Hyman, who believes paid and unpaid work should be balanced between a couple, accepts there are areas where men suffer disadvantage, citing free-funding for breast cancer screening and paid prostate checks as an example and an initiative that Hyman would happily support. She also acknowledges the sexual harassment stigmatism that comes with male teachers. “I do think that’s a shame,” she says.
But this is where her sympathy ends. On education, Hyman adds “there are quite simple things, like a primary school teacher is not very well paid and men tend not to go when they’re not going to be well paid. You can’t blame women for that.”
“There’s clear evidence that if you take, for example, management, men are more likely to push for higher wages. For people doing the same job where it’s more of an individual bargaining stuff … men are more educated towards selling themselves and making the most of their CV.”
But Hyman believes women’s greatest disadvantage is the responsibility of child-rearing, which she argues, women still make more sacrifices for than men. “As with men anywhere else, they don’t take much time out to have their kids, so they have a chance to get to the top.”
So what does Hyman advise as a solution?
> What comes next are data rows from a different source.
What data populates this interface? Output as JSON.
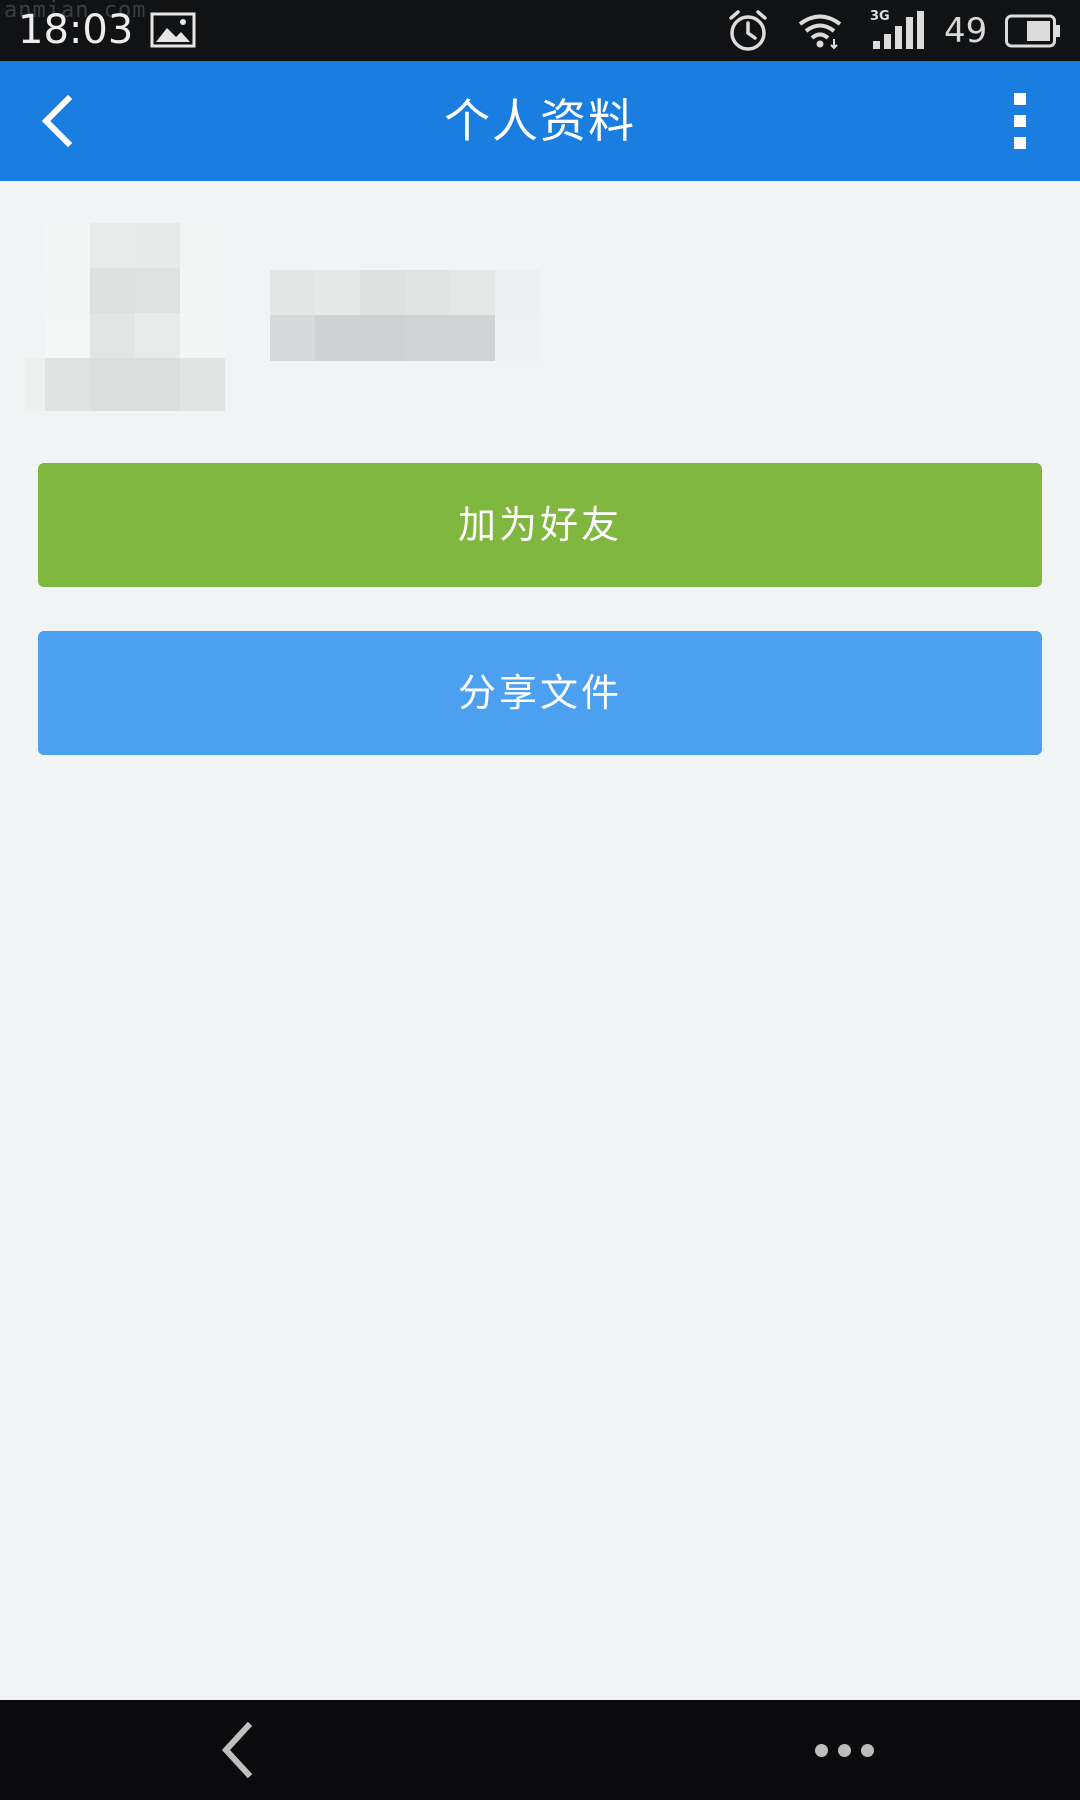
{
  "status_bar": {
    "time": "18:03",
    "network_type": "3G",
    "battery_level": "49",
    "watermark": "anmian.com",
    "icons": [
      "image-icon",
      "alarm-icon",
      "wifi-icon",
      "signal-icon",
      "battery-icon"
    ]
  },
  "app_bar": {
    "title": "个人资料",
    "back_icon": "chevron-left-icon",
    "more_icon": "more-vertical-icon"
  },
  "profile": {
    "avatar_icon": "avatar",
    "name_redacted": true
  },
  "actions": {
    "add_friend_label": "加为好友",
    "share_file_label": "分享文件"
  },
  "colors": {
    "app_bar": "#1a7de0",
    "add_friend": "#80b83f",
    "share_file": "#4ba0f0",
    "background": "#f0f4f4",
    "status_bar": "#111214",
    "nav_bar": "#0b0b0d"
  },
  "nav_bar": {
    "back_icon": "chevron-left-icon",
    "menu_icon": "more-horizontal-icon"
  }
}
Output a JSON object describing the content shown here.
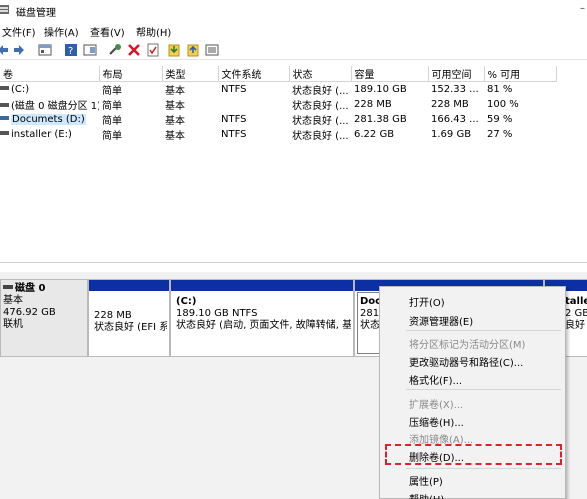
{
  "window": {
    "title": "磁盘管理",
    "minimize": "–"
  },
  "menu": {
    "items": [
      "文件(F)",
      "操作(A)",
      "查看(V)",
      "帮助(H)"
    ]
  },
  "table": {
    "headers": [
      "卷",
      "布局",
      "类型",
      "文件系统",
      "状态",
      "容量",
      "可用空间",
      "% 可用"
    ],
    "rows": [
      [
        "(C:)",
        "简单",
        "基本",
        "NTFS",
        "状态良好 (...",
        "189.10 GB",
        "152.33 ...",
        "81 %"
      ],
      [
        "(磁盘 0 磁盘分区 1)",
        "简单",
        "基本",
        "",
        "状态良好 (...",
        "228 MB",
        "228 MB",
        "100 %"
      ],
      [
        "Documets (D:)",
        "简单",
        "基本",
        "NTFS",
        "状态良好 (...",
        "281.38 GB",
        "166.43 ...",
        "59 %"
      ],
      [
        "installer (E:)",
        "简单",
        "基本",
        "NTFS",
        "状态良好 (...",
        "6.22 GB",
        "1.69 GB",
        "27 %"
      ]
    ]
  },
  "disk": {
    "name": "磁盘 0",
    "type": "基本",
    "size": "476.92 GB",
    "status": "联机"
  },
  "partitions": {
    "efi": {
      "size": "228 MB",
      "status": "状态良好 (EFI 系"
    },
    "c": {
      "name": "(C:)",
      "size": "189.10 GB NTFS",
      "status": "状态良好 (启动, 页面文件, 故障转储, 基本"
    },
    "d": {
      "name": "Doc",
      "size": "281.",
      "status": "状态"
    },
    "e": {
      "name": "talle",
      "size": "2 GB",
      "status": "良好"
    }
  },
  "context_menu": {
    "open": "打开(O)",
    "explorer": "资源管理器(E)",
    "mark_active": "将分区标记为活动分区(M)",
    "change_letter": "更改驱动器号和路径(C)...",
    "format": "格式化(F)...",
    "extend": "扩展卷(X)...",
    "shrink": "压缩卷(H)...",
    "mirror": "添加镜像(A)...",
    "delete": "删除卷(D)...",
    "properties": "属性(P)",
    "help": "帮助(H)"
  },
  "colors": {
    "partition_bar": "#0c2fa3",
    "highlight": "#e0202a",
    "selection": "#cde8ff"
  }
}
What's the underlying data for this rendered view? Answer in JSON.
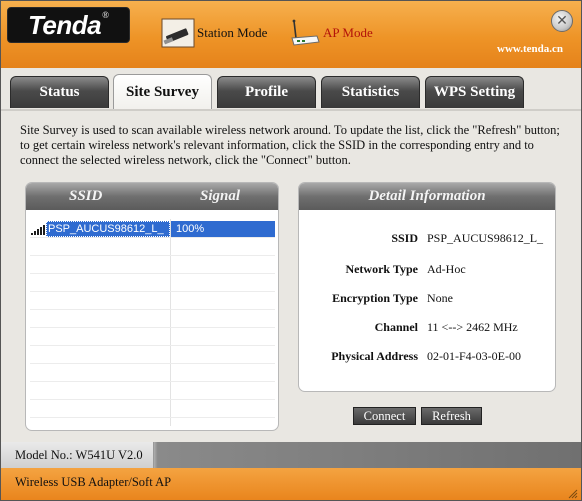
{
  "header": {
    "logo_text": "Tenda",
    "logo_mark": "®",
    "station_mode_label": "Station Mode",
    "ap_mode_label": "AP Mode",
    "website": "www.tenda.cn",
    "close_glyph": "✕"
  },
  "tabs": [
    {
      "label": "Status"
    },
    {
      "label": "Site Survey"
    },
    {
      "label": "Profile"
    },
    {
      "label": "Statistics"
    },
    {
      "label": "WPS Setting"
    }
  ],
  "active_tab": "Site Survey",
  "description": "Site Survey is used to scan available wireless network around. To update the list, click the \"Refresh\" button; to get certain wireless network's relevant information, click the SSID in the corresponding entry and to connect the selected wireless network, click the \"Connect\" button.",
  "network_list": {
    "col_ssid": "SSID",
    "col_signal": "Signal",
    "rows": [
      {
        "ssid": "PSP_AUCUS98612_L_",
        "signal": "100%",
        "selected": true
      }
    ]
  },
  "detail": {
    "title": "Detail Information",
    "fields": {
      "ssid": {
        "label": "SSID",
        "value": "PSP_AUCUS98612_L_"
      },
      "network_type": {
        "label": "Network Type",
        "value": "Ad-Hoc"
      },
      "encryption": {
        "label": "Encryption Type",
        "value": "None"
      },
      "channel": {
        "label": "Channel",
        "value": "11 <--> 2462 MHz"
      },
      "physical_address": {
        "label": "Physical Address",
        "value": "02-01-F4-03-0E-00"
      }
    }
  },
  "buttons": {
    "connect": "Connect",
    "refresh": "Refresh"
  },
  "footer": {
    "model": "Model No.: W541U V2.0",
    "product": "Wireless USB Adapter/Soft AP"
  },
  "colors": {
    "accent_orange": "#ee9427",
    "selection_blue": "#2f6bd0",
    "ap_mode_red": "#b3130a",
    "tab_dark": "#3a3a3a"
  },
  "icons": {
    "station_mode": "usb-adapter-icon",
    "ap_mode": "router-antenna-icon",
    "close": "close-icon",
    "signal": "signal-bars-icon"
  }
}
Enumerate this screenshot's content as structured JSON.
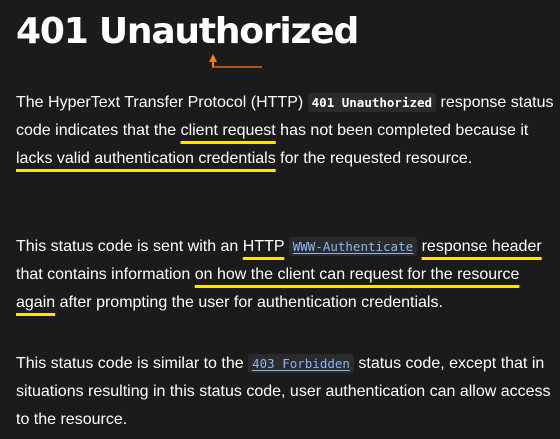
{
  "title": "401 Unauthorized",
  "paragraphs": {
    "p1": {
      "t1": "The HyperText Transfer Protocol (HTTP) ",
      "code": "401 Unauthorized",
      "t2": " response status code indicates that the ",
      "hl1": "client request",
      "t3": " has not been completed because it ",
      "hl2": "lacks valid authentication credentials",
      "t4": " for the requested resource."
    },
    "p2": {
      "t1": "This status code is sent with an ",
      "hl1": "HTTP",
      "t2": " ",
      "code_link": "WWW-Authenticate",
      "t3": " ",
      "hl2": "response header",
      "t4": " that contains information ",
      "hl3": "on how the client can request for the resource again",
      "t5": " after prompting the user for authentication credentials."
    },
    "p3": {
      "t1": "This status code is similar to the ",
      "code_link": "403 Forbidden",
      "t2": " status code, except that in situations resulting in this status code, user authentication can allow access to the resource."
    }
  },
  "colors": {
    "background": "#1b1b1b",
    "highlight_underline": "#ffe600",
    "link": "#8ab4f8",
    "cursor_marker": "#ff7a1a"
  }
}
Well, more feminism. “I think it’s a slow and steady thing rather than a ‘one size fits all’ or ‘wave a magic wand’ thing. I think violence is one of the major issues still and again the cultural issues around it. And then it’s a gradual working away at the whole business of paid and unpaid work and the best way of arranging our lives around that.”
“Good feminist policies should actually advantage women, men and children. They’re about trying to make a fairer world generally and a world where traditional gender stereotypes are reduced … it would be a better world if the world was more balanced. So it shouldn’t be a war, but unfortunately, both sides and media coverage have at times made it a war. Feminism, properly interpreted, shouldn’t be a threat to men. They often see it that way, but it shouldn’t be. And unfortunately, I think the men’s movement really has been a big backlash that has been anti-feminist and often anti-women. And I don’t think it needs to be.”
“People say women should behave more like men. I sometimes say it would be better if more men behaved like women.”
But this is something Bagnall will never accept. “We always said during the feminist revolution that men needed to show their emotions more. And when we do, you’re on a guilt trip, you’re an abuser of some kind, or you’re not appropriate, or whatever it is.”
But ultimately, Bagnall is hopeful that New Zealand can achieve his type of balance in the future. “I’m an optimistic individual and I have hope. But we have a long way to go before the equality that enshrines human rights in a constitution. I am hopeful that we will turn around to each other … and we’ll say to each other, ‘yeah, we’re all in the same country, let’s have the same law for everybody, and let’s have a constitutional court that not only gives advice to the government, but can enforce something under the law.”